Unless you are not a Ugandan who lives in Uganda. You are a journalist who can’t even practice your profession!
But I’m here speaking to you but journalists keep on getting directives from UCC about covering certain individuals.
Hahaha… Okay, back to medicine, you were a government student and a lot of money was spent on you.
I also pay taxes, by the way. The other thing, the government was also performing its obligations by paying for my tuition. I’m sacrificing now so that other doctors who will come after me will not have to move.
Must it be you to fix it?
Everyone has a duty to this country; and if it’s not me, then who will fix this?
Tell me one thing you cannot do without…
That is a tough one… I can say I have a phone addiction because I’m in touch with so many people and I keep following trends via the internet. So, without a phone, it becomes tricky for me. I also can’t do away with my friends.
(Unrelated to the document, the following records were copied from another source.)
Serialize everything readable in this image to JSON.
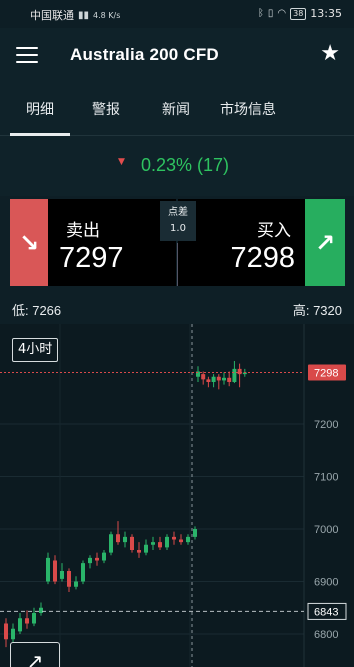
{
  "status_bar": {
    "carrier": "中国联通",
    "speed": "4.8 K/s",
    "battery": "38",
    "time": "13:35"
  },
  "header": {
    "title": "Australia 200 CFD",
    "menu_icon": "hamburger-icon",
    "favorite_icon": "star-icon"
  },
  "tabs": [
    "明细",
    "警报",
    "新闻",
    "市场信息"
  ],
  "price_change": {
    "text": "0.23% (17)",
    "direction_icon": "triangle-down-icon",
    "color": "#2ec360"
  },
  "trade": {
    "sell_label": "卖出",
    "sell_price": "7297",
    "buy_label": "买入",
    "buy_price": "7298",
    "spread_label": "点差",
    "spread_value": "1.0",
    "sell_color": "#d95757",
    "buy_color": "#27ae5f"
  },
  "range": {
    "low": "低: 7266",
    "high": "高: 7320"
  },
  "chart": {
    "timeframe": "4小时",
    "expand_icon": "arrow-up-right-icon",
    "current_price_label": "7298",
    "crosshair_price_label": "6843"
  },
  "chart_data": {
    "type": "candlestick",
    "y_ticks": [
      7200,
      7100,
      7000,
      6900,
      6800
    ],
    "current_price": 7298,
    "crosshair_price": 6843,
    "candles": [
      {
        "o": 6820,
        "c": 6790,
        "h": 6830,
        "l": 6775,
        "up": false
      },
      {
        "o": 6790,
        "c": 6810,
        "h": 6820,
        "l": 6780,
        "up": true
      },
      {
        "o": 6805,
        "c": 6830,
        "h": 6840,
        "l": 6800,
        "up": true
      },
      {
        "o": 6830,
        "c": 6820,
        "h": 6845,
        "l": 6810,
        "up": false
      },
      {
        "o": 6820,
        "c": 6840,
        "h": 6850,
        "l": 6815,
        "up": true
      },
      {
        "o": 6840,
        "c": 6850,
        "h": 6860,
        "l": 6835,
        "up": true
      },
      {
        "o": 6900,
        "c": 6945,
        "h": 6955,
        "l": 6895,
        "up": true
      },
      {
        "o": 6940,
        "c": 6900,
        "h": 6950,
        "l": 6895,
        "up": false
      },
      {
        "o": 6905,
        "c": 6920,
        "h": 6935,
        "l": 6900,
        "up": true
      },
      {
        "o": 6920,
        "c": 6890,
        "h": 6925,
        "l": 6880,
        "up": false
      },
      {
        "o": 6890,
        "c": 6900,
        "h": 6910,
        "l": 6885,
        "up": true
      },
      {
        "o": 6900,
        "c": 6935,
        "h": 6940,
        "l": 6895,
        "up": true
      },
      {
        "o": 6935,
        "c": 6945,
        "h": 6950,
        "l": 6925,
        "up": true
      },
      {
        "o": 6945,
        "c": 6940,
        "h": 6955,
        "l": 6930,
        "up": false
      },
      {
        "o": 6940,
        "c": 6955,
        "h": 6960,
        "l": 6935,
        "up": true
      },
      {
        "o": 6955,
        "c": 6990,
        "h": 6995,
        "l": 6950,
        "up": true
      },
      {
        "o": 6990,
        "c": 6975,
        "h": 7015,
        "l": 6970,
        "up": false
      },
      {
        "o": 6975,
        "c": 6985,
        "h": 6995,
        "l": 6965,
        "up": true
      },
      {
        "o": 6985,
        "c": 6960,
        "h": 6990,
        "l": 6955,
        "up": false
      },
      {
        "o": 6960,
        "c": 6955,
        "h": 6975,
        "l": 6945,
        "up": false
      },
      {
        "o": 6955,
        "c": 6970,
        "h": 6980,
        "l": 6950,
        "up": true
      },
      {
        "o": 6970,
        "c": 6975,
        "h": 6985,
        "l": 6960,
        "up": true
      },
      {
        "o": 6975,
        "c": 6965,
        "h": 6985,
        "l": 6960,
        "up": false
      },
      {
        "o": 6965,
        "c": 6985,
        "h": 6990,
        "l": 6960,
        "up": true
      },
      {
        "o": 6985,
        "c": 6980,
        "h": 6995,
        "l": 6970,
        "up": false
      },
      {
        "o": 6980,
        "c": 6975,
        "h": 6990,
        "l": 6970,
        "up": false
      },
      {
        "o": 6975,
        "c": 6985,
        "h": 6990,
        "l": 6970,
        "up": true
      },
      {
        "o": 6985,
        "c": 7000,
        "h": 7005,
        "l": 6980,
        "up": true
      },
      {
        "o": 7290,
        "c": 7300,
        "h": 7310,
        "l": 7280,
        "up": true
      },
      {
        "o": 7295,
        "c": 7285,
        "h": 7300,
        "l": 7275,
        "up": false
      },
      {
        "o": 7285,
        "c": 7280,
        "h": 7290,
        "l": 7270,
        "up": false
      },
      {
        "o": 7280,
        "c": 7290,
        "h": 7295,
        "l": 7270,
        "up": true
      },
      {
        "o": 7290,
        "c": 7283,
        "h": 7295,
        "l": 7266,
        "up": false
      },
      {
        "o": 7283,
        "c": 7288,
        "h": 7298,
        "l": 7275,
        "up": true
      },
      {
        "o": 7288,
        "c": 7280,
        "h": 7300,
        "l": 7272,
        "up": false
      },
      {
        "o": 7280,
        "c": 7305,
        "h": 7320,
        "l": 7278,
        "up": true
      },
      {
        "o": 7305,
        "c": 7295,
        "h": 7315,
        "l": 7270,
        "up": false
      },
      {
        "o": 7295,
        "c": 7298,
        "h": 7305,
        "l": 7290,
        "up": true
      }
    ]
  }
}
Maybe because of the path I chose, which really requires people.
By the way, you are still a young person, what are you doing in politics?
But Uganda is a country of young people and we have a mission to liberate it. At 44 years, Barack Obama was one of the best presidents of the United States of America; on the other hand, at 75 years, Donald Trump is messing up that country. [Roy’s words, not ours]
What do you like about your wife?
Her resilience. Imagine three years of unemployment.
Where did you even meet?
Politics; she was a guild clerk and I was chairman Nkrumah Hall at Makerere University. When I campaigned for chairman Electoral Commission of Makerere, she was the chairperson taskforce. I knew I had seen a partner.
What’s her name, by the way?
Komuhimbwa Aisha Blessing Atwoki. She studied education but she’s into accounting.
You said you have a daughter…
Haaaa, she’s Naggayi Haile Selassie [after the famous Ethiopian emperor].
But you man, Haile Selassie was a man!
She can also be revolutionary. She’s amazing… I was struggling when the mother was pregnant, after giving birth, she went back to Tooro, because I couldn’t sustain them. While there, Haile Selassie learned Rutooro and when I started stabilizing, they came back.
Here, we are speaking English and Luganda; so, she got confused. Then we shifted to where they are speaking Acholi…So, she now speaks Luganda, English, Rutooro, and Acholi. She is making four years in February.
A true revolutionary! When are you having another?
After the struggle. It might not end. For us, we are confident that this struggle is ending in 2021.
◆ Roy Ssembogga was born on December 12, 1990, to Ponciano Kibirige and Ruth Nakyejwe in Entebbe.
◆ He went to Kiwafu Muslim primary school and Our Lady of Africa Secondary School for O and A-level.
◆ He later joined Makerere University for a bachelor of science degree in medicine and surgery.
◆ While there, he was elected guild president in 2016.
◆ He later gave it all up to ‘be in the struggle’.
Interview by the Observer